According to Dorothy Aken'Ova, executive director of Nigeria's International Center for Reproductive Health and Sexual Rights, police arrested the men and tortured them for more names.
The U.S. State Department, asked for confirmation of the arrests or any of the details, said at the time that they were still looking into the matter.
The question was raised again at today's State Department press briefing with spokesperson Jen Psaki, but while Psaki reiterated U.S. concern over the arrests and the new law, no further information has been learned.
An excerpted transcript of today's briefing after the jump...
Q: On Nigeria, there are continued reports that as many as 38 gay men have been arrested and 160 others are being pursued following the passage of the anti-gay law there. It was last said the State Department was trying to confirm those reports. Any updates on that?
MS. PSAKI: I don't believe I have an update on the specific numbers that have been out there. Obviously, we've expressed our concerns about these reports, expressed our concerns about the legislation as well.
Let me see if I just have anything new on here on this, on the specific numbers.
Unfortunately, I don't. I'm happy to check and see if -- it's often difficult to confirm specific numbers along those lines in other countries.
Q: The Human Rights Campaign put out a statement last night calling on the State Department to use every available tool to demonstrate Nigeria's jeopardized its international standing by targeting its LGBT citizens. It was said before there was no talk of sanctions or loss of aid. But if that's the case, so what options are on the table?
MS. PSAKI: I don't have any options to outline for you at this point. I think we've been very clear in expressing our concerns and how deeply concerned we are about the impact on all Nigerians of this law. So it's also important to note that a great deal of our funding goes to programs including HIV prevention, human rights programs, programs that are promoting fundamental freedoms, program funding that often goes through PEPFAR.
So those are programs that, obviously, we continue to support, and I just wanted to note that, as you asked about our funding.

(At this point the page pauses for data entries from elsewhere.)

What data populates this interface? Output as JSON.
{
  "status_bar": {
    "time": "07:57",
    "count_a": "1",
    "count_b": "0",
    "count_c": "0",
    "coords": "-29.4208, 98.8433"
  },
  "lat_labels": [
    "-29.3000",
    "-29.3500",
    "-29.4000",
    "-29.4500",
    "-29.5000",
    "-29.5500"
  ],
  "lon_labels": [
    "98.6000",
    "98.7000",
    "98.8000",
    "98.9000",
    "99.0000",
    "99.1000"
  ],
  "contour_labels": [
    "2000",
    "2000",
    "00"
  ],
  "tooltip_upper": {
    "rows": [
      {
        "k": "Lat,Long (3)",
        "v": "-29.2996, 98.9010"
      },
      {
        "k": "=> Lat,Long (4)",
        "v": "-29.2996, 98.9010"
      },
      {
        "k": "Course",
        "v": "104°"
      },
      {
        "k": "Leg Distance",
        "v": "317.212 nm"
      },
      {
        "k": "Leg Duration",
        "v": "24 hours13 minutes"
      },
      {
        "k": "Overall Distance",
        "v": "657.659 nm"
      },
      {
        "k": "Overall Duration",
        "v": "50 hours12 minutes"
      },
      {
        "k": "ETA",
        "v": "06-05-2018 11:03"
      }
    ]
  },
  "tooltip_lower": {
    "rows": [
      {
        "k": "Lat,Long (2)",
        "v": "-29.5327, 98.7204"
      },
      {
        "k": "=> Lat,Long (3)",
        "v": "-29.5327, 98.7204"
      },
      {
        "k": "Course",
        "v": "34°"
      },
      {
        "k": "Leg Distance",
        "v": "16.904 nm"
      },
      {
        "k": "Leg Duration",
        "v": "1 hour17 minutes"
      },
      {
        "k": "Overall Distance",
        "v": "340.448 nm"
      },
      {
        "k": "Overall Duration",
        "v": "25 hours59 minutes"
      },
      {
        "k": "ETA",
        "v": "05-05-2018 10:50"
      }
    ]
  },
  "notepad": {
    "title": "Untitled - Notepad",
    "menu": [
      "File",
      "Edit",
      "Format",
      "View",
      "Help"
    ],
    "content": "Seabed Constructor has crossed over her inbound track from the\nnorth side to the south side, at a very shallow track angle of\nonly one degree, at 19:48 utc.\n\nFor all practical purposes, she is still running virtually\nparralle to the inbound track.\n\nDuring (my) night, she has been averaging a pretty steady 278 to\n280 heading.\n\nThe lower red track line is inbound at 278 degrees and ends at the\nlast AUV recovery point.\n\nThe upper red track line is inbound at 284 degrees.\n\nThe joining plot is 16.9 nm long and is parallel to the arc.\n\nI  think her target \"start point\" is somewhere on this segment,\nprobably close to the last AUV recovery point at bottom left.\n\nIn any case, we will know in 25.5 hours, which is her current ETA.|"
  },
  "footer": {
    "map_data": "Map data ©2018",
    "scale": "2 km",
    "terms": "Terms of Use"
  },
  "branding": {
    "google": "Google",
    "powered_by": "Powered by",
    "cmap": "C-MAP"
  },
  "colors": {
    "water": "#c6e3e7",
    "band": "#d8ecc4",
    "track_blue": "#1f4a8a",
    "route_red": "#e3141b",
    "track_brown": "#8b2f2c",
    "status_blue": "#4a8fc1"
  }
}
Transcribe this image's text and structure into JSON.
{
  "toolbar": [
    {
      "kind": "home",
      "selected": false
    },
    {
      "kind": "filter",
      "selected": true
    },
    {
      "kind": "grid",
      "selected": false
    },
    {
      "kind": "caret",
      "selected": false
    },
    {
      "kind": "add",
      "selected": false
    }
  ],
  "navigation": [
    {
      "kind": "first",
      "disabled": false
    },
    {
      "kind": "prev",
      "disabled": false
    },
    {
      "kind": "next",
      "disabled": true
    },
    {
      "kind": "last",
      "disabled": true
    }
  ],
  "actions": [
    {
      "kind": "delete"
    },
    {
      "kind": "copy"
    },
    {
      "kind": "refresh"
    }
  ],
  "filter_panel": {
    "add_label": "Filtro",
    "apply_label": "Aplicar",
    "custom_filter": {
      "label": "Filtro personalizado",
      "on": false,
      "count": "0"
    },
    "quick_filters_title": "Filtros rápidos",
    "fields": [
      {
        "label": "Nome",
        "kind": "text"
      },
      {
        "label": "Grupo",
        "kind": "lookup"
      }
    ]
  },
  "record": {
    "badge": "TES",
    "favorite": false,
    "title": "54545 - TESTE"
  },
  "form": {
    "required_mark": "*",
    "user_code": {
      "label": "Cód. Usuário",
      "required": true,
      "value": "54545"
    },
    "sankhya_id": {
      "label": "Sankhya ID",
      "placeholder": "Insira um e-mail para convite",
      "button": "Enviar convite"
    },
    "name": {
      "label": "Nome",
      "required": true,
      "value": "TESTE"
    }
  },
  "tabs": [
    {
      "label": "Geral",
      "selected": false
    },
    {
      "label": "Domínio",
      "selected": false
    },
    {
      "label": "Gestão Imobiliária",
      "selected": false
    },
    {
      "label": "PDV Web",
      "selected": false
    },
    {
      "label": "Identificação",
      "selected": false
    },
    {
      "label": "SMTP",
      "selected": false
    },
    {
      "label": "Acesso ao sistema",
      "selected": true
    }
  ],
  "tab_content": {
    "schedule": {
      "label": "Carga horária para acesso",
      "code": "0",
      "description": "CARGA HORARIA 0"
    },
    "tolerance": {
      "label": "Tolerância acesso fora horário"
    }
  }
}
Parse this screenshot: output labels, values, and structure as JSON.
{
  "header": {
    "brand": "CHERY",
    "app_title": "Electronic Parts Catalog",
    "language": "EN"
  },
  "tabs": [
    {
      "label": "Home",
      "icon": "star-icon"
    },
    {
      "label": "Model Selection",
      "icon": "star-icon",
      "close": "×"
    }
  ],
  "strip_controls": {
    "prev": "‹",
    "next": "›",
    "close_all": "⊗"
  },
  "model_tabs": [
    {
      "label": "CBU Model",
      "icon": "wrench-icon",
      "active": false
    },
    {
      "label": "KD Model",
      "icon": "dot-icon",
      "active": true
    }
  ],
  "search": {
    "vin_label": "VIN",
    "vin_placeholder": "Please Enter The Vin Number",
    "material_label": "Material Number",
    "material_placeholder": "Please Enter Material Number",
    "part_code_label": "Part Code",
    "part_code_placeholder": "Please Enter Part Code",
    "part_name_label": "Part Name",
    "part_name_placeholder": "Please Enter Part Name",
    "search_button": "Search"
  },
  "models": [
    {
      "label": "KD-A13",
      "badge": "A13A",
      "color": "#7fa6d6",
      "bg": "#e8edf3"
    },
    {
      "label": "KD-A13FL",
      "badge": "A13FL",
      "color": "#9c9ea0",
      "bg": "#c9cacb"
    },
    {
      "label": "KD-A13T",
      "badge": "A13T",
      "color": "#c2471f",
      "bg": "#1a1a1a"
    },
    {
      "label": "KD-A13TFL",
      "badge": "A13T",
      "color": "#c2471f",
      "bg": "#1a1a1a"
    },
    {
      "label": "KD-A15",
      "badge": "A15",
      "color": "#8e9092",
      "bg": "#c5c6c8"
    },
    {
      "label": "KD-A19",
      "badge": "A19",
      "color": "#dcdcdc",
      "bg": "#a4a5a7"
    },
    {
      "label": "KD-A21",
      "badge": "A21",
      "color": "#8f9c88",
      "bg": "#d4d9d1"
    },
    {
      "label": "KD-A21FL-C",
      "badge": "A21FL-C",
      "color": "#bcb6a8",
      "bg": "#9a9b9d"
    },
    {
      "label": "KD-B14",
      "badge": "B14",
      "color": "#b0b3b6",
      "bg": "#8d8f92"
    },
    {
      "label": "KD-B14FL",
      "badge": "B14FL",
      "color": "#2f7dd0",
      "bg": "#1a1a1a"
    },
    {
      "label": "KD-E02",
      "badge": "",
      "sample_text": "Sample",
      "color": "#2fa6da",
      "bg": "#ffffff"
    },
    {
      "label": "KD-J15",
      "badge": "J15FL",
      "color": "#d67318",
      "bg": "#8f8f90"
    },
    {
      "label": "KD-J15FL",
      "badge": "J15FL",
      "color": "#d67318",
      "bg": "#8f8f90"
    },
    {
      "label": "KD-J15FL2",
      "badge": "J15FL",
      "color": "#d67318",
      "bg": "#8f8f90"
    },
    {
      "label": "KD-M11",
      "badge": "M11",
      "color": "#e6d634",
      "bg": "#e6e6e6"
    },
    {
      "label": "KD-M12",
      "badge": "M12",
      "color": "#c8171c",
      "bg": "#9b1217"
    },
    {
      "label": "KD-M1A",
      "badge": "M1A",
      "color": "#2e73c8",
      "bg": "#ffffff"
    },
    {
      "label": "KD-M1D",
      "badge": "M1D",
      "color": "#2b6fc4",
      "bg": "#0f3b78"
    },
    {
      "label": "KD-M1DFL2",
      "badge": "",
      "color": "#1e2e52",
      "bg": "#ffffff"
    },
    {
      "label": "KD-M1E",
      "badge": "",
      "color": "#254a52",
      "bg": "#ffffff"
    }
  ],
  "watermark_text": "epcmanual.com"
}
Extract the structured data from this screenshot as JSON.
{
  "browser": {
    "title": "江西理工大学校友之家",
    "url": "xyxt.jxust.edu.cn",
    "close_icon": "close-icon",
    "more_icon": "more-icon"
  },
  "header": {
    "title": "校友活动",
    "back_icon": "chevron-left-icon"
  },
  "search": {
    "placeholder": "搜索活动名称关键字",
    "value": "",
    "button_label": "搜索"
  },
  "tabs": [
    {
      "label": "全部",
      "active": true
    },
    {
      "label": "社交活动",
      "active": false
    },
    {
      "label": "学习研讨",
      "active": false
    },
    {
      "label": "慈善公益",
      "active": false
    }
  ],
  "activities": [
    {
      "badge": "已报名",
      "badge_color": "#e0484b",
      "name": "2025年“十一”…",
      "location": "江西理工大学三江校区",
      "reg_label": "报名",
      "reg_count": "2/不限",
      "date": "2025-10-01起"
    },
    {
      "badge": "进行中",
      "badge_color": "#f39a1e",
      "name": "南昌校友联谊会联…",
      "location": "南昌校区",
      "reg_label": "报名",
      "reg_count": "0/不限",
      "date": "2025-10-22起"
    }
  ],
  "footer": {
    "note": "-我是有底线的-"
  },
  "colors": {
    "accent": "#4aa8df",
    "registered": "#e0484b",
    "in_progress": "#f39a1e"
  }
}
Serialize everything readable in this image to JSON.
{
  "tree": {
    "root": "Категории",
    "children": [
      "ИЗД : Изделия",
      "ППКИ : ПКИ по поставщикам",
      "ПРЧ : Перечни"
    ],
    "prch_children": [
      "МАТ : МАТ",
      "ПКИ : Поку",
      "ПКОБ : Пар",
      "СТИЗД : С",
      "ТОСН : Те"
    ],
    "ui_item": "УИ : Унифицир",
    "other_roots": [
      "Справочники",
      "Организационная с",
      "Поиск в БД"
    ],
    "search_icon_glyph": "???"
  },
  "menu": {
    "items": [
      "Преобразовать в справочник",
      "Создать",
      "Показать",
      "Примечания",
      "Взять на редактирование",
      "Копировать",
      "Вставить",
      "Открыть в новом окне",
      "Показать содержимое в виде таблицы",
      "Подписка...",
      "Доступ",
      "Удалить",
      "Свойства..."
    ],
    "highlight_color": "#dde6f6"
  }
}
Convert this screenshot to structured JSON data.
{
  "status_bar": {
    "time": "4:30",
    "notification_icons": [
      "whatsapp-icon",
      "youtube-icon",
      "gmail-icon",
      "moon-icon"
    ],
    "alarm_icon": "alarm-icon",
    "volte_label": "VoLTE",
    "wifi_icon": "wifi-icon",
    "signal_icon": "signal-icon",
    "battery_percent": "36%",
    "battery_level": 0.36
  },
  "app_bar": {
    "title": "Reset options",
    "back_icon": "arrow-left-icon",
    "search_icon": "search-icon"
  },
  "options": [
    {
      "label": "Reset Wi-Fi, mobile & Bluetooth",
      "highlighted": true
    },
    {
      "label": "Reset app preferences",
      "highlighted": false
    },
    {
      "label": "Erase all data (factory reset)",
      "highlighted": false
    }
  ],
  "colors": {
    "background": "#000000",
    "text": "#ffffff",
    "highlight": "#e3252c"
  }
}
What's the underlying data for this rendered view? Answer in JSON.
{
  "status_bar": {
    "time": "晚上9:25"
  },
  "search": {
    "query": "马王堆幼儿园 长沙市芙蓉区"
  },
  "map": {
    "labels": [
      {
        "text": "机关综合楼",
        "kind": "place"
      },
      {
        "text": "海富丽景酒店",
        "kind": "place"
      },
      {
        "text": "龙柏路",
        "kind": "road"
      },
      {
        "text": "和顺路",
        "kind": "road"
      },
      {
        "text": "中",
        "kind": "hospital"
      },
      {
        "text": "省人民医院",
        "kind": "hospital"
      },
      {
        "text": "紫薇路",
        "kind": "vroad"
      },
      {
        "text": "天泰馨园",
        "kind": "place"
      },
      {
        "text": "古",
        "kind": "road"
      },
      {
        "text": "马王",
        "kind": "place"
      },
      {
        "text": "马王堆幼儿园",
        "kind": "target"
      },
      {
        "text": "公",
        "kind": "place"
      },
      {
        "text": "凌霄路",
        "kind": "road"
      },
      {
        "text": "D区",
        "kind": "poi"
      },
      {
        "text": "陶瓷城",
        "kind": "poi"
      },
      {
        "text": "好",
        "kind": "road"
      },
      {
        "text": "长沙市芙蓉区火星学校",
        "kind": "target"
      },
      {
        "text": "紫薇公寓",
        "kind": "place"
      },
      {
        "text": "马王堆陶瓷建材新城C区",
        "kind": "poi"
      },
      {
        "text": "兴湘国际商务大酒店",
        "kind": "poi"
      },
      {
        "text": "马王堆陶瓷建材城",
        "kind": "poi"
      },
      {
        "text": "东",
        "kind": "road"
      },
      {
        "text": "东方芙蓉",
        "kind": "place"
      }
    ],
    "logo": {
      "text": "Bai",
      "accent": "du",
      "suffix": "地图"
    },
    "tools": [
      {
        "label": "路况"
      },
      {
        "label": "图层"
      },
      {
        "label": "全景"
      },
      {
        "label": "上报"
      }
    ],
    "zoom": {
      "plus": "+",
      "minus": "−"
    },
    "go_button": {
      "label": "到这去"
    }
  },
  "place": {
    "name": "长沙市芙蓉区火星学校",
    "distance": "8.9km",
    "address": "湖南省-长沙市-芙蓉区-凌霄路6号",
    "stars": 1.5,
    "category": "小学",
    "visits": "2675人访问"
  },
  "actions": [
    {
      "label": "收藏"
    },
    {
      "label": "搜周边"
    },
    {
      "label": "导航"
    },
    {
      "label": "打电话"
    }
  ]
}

Q: And in a related topic, the president of Uganda has reportedly sent back to the Parliament that country's anti- homosexuality bill. Is the State Department aware of that? Any reaction to that?
MS. PSAKI: I haven't seen that. I'm happy to check with our team and see if we have more details on that.